→ **GOAL OF THE EXERCISE**:
Wherever a line of the data contains "this", copy that line.

→ **Website and app data records**:
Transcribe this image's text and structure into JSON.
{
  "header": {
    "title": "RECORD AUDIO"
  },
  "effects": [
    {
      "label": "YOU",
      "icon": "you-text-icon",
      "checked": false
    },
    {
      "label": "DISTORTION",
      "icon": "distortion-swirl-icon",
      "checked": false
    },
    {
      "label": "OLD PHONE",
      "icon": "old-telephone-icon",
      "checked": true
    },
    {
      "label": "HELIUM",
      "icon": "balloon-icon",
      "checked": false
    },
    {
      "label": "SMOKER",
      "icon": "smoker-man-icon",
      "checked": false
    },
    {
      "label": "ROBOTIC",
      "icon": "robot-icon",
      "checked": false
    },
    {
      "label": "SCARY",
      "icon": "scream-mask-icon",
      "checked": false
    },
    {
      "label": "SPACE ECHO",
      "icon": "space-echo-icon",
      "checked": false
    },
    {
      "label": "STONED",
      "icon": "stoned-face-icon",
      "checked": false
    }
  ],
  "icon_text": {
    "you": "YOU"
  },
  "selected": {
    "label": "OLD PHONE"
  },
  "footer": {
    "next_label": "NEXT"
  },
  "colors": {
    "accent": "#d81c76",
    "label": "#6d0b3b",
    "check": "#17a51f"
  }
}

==

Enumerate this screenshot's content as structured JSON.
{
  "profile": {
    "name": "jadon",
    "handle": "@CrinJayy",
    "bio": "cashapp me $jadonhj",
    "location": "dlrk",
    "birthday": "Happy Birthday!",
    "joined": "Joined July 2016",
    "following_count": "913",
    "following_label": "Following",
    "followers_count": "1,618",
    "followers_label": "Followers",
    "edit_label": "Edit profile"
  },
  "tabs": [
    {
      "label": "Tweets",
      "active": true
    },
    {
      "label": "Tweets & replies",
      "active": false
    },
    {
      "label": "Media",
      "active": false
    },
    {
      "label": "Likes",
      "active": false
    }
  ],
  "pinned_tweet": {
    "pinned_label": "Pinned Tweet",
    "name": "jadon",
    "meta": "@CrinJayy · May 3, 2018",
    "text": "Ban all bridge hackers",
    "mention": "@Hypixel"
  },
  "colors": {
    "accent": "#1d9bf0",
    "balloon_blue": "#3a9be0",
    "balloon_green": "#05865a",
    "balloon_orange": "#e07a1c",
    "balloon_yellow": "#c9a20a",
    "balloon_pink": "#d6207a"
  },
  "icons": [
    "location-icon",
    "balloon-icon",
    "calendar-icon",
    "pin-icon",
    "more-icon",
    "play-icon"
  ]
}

→ **REPLY TO THE TASK**:
Transcribe this image's text and structure into JSON.
Enumerate this screenshot's content as structured JSON.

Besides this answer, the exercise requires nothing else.